“It is a strange thing that DoD hall chatter mimics Russian propaganda,” one U.S. official, who supports the intelligence community position, wryly noted to Pentagon claims that the opposition and Nusra are one in the same.
One definitely gets the feeling the Pentagon is pleased that al-Qaeda, and especially the CIA, is getting a smackdown in Aleppo.
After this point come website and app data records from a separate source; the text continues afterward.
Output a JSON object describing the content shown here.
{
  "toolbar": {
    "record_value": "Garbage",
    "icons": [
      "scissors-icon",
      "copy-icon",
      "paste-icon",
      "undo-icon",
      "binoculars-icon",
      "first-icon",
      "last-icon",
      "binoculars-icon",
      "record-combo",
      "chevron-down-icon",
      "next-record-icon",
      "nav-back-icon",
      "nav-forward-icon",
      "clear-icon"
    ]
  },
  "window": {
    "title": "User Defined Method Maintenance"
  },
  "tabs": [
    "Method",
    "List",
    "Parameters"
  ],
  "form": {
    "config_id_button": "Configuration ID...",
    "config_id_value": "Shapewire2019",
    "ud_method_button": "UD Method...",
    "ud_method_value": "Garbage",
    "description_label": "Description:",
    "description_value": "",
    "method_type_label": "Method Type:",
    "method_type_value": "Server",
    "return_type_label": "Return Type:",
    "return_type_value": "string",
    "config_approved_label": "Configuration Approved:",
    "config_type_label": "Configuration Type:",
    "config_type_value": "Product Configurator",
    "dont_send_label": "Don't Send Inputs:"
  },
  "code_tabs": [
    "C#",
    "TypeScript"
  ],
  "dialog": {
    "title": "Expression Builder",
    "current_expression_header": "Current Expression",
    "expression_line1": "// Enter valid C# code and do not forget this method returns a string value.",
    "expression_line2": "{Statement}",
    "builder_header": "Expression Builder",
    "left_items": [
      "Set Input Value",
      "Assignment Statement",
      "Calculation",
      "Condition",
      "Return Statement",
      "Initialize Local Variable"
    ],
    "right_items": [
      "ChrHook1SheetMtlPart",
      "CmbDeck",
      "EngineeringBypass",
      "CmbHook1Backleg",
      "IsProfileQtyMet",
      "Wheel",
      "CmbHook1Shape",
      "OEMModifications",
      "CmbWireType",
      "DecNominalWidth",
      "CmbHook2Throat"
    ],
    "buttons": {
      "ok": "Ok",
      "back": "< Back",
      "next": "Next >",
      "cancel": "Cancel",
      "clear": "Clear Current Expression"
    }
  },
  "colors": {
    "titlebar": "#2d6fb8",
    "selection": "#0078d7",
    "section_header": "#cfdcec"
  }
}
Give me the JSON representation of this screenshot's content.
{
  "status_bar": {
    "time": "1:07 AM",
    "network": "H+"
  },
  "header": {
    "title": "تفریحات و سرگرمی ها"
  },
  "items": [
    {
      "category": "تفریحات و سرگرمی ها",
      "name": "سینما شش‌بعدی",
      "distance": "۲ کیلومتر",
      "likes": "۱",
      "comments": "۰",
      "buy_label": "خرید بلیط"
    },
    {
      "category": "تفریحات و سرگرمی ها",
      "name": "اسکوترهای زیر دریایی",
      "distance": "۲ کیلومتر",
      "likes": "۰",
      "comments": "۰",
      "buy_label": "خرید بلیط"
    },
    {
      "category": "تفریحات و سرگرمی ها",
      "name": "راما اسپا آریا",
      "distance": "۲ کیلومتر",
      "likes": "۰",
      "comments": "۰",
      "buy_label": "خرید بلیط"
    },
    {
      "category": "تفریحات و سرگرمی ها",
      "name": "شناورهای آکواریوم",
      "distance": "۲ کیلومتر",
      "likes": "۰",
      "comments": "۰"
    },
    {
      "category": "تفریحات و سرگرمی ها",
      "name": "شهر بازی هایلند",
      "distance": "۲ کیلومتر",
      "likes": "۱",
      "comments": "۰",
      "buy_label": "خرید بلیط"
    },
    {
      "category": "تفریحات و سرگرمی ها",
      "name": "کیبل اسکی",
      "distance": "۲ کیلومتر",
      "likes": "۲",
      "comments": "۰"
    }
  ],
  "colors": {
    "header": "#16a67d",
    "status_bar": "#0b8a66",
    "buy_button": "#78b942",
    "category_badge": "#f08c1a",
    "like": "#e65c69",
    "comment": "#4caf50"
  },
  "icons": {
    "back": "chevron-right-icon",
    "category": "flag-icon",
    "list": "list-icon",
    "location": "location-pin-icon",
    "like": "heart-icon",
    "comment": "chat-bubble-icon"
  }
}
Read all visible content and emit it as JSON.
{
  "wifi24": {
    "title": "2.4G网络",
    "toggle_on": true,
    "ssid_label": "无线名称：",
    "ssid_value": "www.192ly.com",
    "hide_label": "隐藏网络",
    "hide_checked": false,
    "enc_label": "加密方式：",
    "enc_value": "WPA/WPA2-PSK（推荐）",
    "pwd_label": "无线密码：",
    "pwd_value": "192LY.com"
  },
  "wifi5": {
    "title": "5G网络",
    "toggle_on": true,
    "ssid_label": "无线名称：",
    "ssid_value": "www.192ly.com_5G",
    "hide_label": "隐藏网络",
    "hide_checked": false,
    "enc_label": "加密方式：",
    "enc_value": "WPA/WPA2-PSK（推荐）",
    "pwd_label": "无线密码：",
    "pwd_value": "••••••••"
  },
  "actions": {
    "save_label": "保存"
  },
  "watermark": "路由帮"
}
Particularly during a time when Pentagon's own efforts in backing the Syrian Kurds is enjoying wild success. (With the support of US special forces and under US air cover the Kurds have recently made great gains in northern Syria and encircled Manbij -- the second largest city ISIS holds in Syria.)
US military after all, Jason Ditz over at Antiwar.com reminds us, is an entity which definitely has it in for CIA's wildest and most destabilizing schemes:
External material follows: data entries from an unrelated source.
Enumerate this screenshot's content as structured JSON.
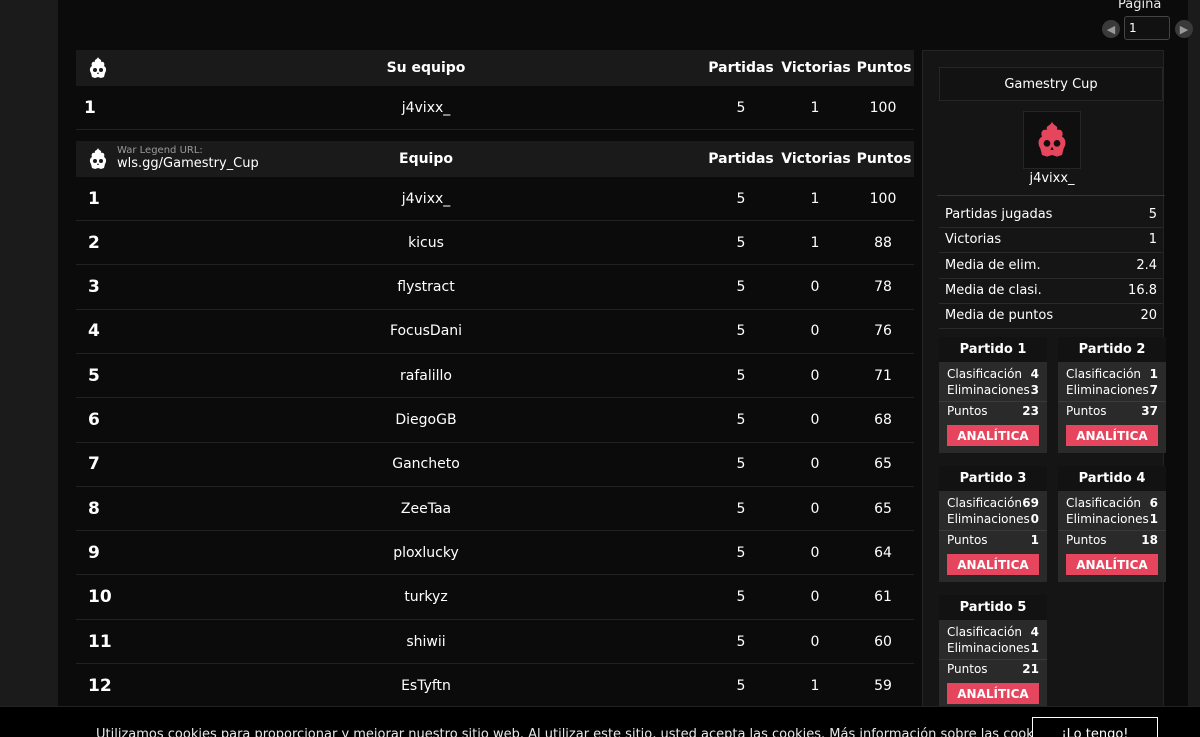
{
  "pager": {
    "label": "Página",
    "value": "1"
  },
  "own_team": {
    "headers": {
      "team": "Su equipo",
      "played": "Partidas",
      "wins": "Victorias",
      "points": "Puntos"
    },
    "row": {
      "rank": "1",
      "team": "j4vixx_",
      "played": "5",
      "wins": "1",
      "points": "100"
    }
  },
  "leaderboard": {
    "url_label": "War Legend URL:",
    "url_value": "wls.gg/Gamestry_Cup",
    "headers": {
      "team": "Equipo",
      "played": "Partidas",
      "wins": "Victorias",
      "points": "Puntos"
    },
    "rows": [
      {
        "rank": "1",
        "team": "j4vixx_",
        "played": "5",
        "wins": "1",
        "points": "100"
      },
      {
        "rank": "2",
        "team": "kicus",
        "played": "5",
        "wins": "1",
        "points": "88"
      },
      {
        "rank": "3",
        "team": "flystract",
        "played": "5",
        "wins": "0",
        "points": "78"
      },
      {
        "rank": "4",
        "team": "FocusDani",
        "played": "5",
        "wins": "0",
        "points": "76"
      },
      {
        "rank": "5",
        "team": "rafalillo",
        "played": "5",
        "wins": "0",
        "points": "71"
      },
      {
        "rank": "6",
        "team": "DiegoGB",
        "played": "5",
        "wins": "0",
        "points": "68"
      },
      {
        "rank": "7",
        "team": "Gancheto",
        "played": "5",
        "wins": "0",
        "points": "65"
      },
      {
        "rank": "8",
        "team": "ZeeTaa",
        "played": "5",
        "wins": "0",
        "points": "65"
      },
      {
        "rank": "9",
        "team": "ploxlucky",
        "played": "5",
        "wins": "0",
        "points": "64"
      },
      {
        "rank": "10",
        "team": "turkyz",
        "played": "5",
        "wins": "0",
        "points": "61"
      },
      {
        "rank": "11",
        "team": "shiwii",
        "played": "5",
        "wins": "0",
        "points": "60"
      },
      {
        "rank": "12",
        "team": "EsTyftn",
        "played": "5",
        "wins": "1",
        "points": "59"
      }
    ]
  },
  "panel": {
    "cup_title": "Gamestry Cup",
    "team_name": "j4vixx_",
    "stats": [
      {
        "label": "Partidas jugadas",
        "value": "5"
      },
      {
        "label": "Victorias",
        "value": "1"
      },
      {
        "label": "Media de elim.",
        "value": "2.4"
      },
      {
        "label": "Media de clasi.",
        "value": "16.8"
      },
      {
        "label": "Media de puntos",
        "value": "20"
      }
    ],
    "matches": [
      {
        "title": "Partido 1",
        "class_label": "Clasificación",
        "class_value": "4",
        "elim_label": "Eliminaciones",
        "elim_value": "3",
        "pts_label": "Puntos",
        "pts_value": "23",
        "button": "ANALÍTICA"
      },
      {
        "title": "Partido 2",
        "class_label": "Clasificación",
        "class_value": "1",
        "elim_label": "Eliminaciones",
        "elim_value": "7",
        "pts_label": "Puntos",
        "pts_value": "37",
        "button": "ANALÍTICA"
      },
      {
        "title": "Partido 3",
        "class_label": "Clasificación",
        "class_value": "69",
        "elim_label": "Eliminaciones",
        "elim_value": "0",
        "pts_label": "Puntos",
        "pts_value": "1",
        "button": "ANALÍTICA"
      },
      {
        "title": "Partido 4",
        "class_label": "Clasificación",
        "class_value": "6",
        "elim_label": "Eliminaciones",
        "elim_value": "1",
        "pts_label": "Puntos",
        "pts_value": "18",
        "button": "ANALÍTICA"
      },
      {
        "title": "Partido 5",
        "class_label": "Clasificación",
        "class_value": "4",
        "elim_label": "Eliminaciones",
        "elim_value": "1",
        "pts_label": "Puntos",
        "pts_value": "21",
        "button": "ANALÍTICA"
      }
    ]
  },
  "cookie": {
    "text": "Utilizamos cookies para proporcionar y mejorar nuestro sitio web. Al utilizar este sitio, usted acepta las cookies. Más información sobre las cookies",
    "button": "¡Lo tengo!"
  },
  "colors": {
    "accent": "#e6455e",
    "background": "#0b0b0b",
    "header": "#1a1a1a"
  },
  "icons": {
    "logo": "skull-flame-icon",
    "prev": "chevron-left-icon",
    "next": "chevron-right-icon"
  }
}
Still, the CIA and Pentagon are both heavily involved in their respective wars, and eagerly undercutting one another in advancement of their respective goals.
Back in December, Sy Hersh reported that the Joint Chiefs had been sending intelligence to several nations, including Germany, on the condition that it be forwarded to Syria, with an eye toward undermining a CIA arms smuggling campaign that they described as “co-opted” by Turkey, and which saw the US arms for “moderates” going to al-Qaeda and ISIS.
The CIA's view of Syria truly couldn't be more warped, idiotic, irresponsible or self-serving:
The intelligence community, which backed opposition forces in Aleppo, believes ISIS cannot be defeated as long as Assad is in power. The terror group, they say, thrives in unstable territories. And only local forces—like the ones backed by the CIA—can mitigate that threat.
“The status of the opposition is resilient in the face of horrendous attacks by the Syrian and Russian forces,” a U.S. intelligence official explained to The Daily Beast. “The defeat of Assad is a necessary precondition to ultimately defeat [ISIS]. As long as there is a failed leader in Damascus and a failed state in Syria, [ISIS] will have a place to operate from.
“You can’t deal with ISIS if you have a failed state,” the U.S. official observed.
Conveniently the CIA believes the only people who can bring stability to Syria are the CIA and the CIA-backed Islamist thugs. Convenient for the CIA, but the rest of the world will be surprised to learn that 'stability' and 'the CIA' can be used in the same sentence. For the 7 billion people not on its payroll the agency is more readily associated with sponsoring coups, massacres, terrorists and smuggling dope.
Indeed, the story of the rise of ISIS is 180 degrees opposite from the one peddled by the CIA (and State Department). It was US efforts to destabilize the Baath regime in Syria and fan the flames of Syria conflict that led to the rise of ISIS in Syria and Iraq both. At the time the US poured weapons into Syria but supposedly this would in no way decisively aid ISIS (then still ISI but usually referred to as Al-Qaeda in Iraq) because as Obama explained the group was 'JV league'.
As it was ISI took the weapons and money it acquired in Syria to carve out a state for itself in eastern Syria and used that as a springbord to conquer half of Iraq.
It was CIA's attempts to make Syria into a failed state which led to the rise of ISIS, and it has only been for Syrian resistance to the US which has prevented the country from crumbling into a fragmented, head-choppers central akin to the post-intervention Libya.
It's extremely disingenuous of the CIA to say ISIS can not be beaten while Assad is still in power when A) ISIS is being rolled back on multiple fronts albeit Assad is still very much entrenched in Damascus and when B) Assad is, along with the Kurds and Baghdad, the principal power rolling back ISIS -- something the CIA is empathically not involved in.
With Pentagon's own war on Assad largely abandoned (after numerous fiascos) we're seeing a curious situation where when it comes to how they view the war the US military which is fighting ISIS is closer to Assad and the Russians who are doing the same, than the CIA which is fighting Assad but not ISIS.
It's a conclusion that American super-patriots and those religiously anti-American will find equally difficult to accept but it's one that rings true nonetheless.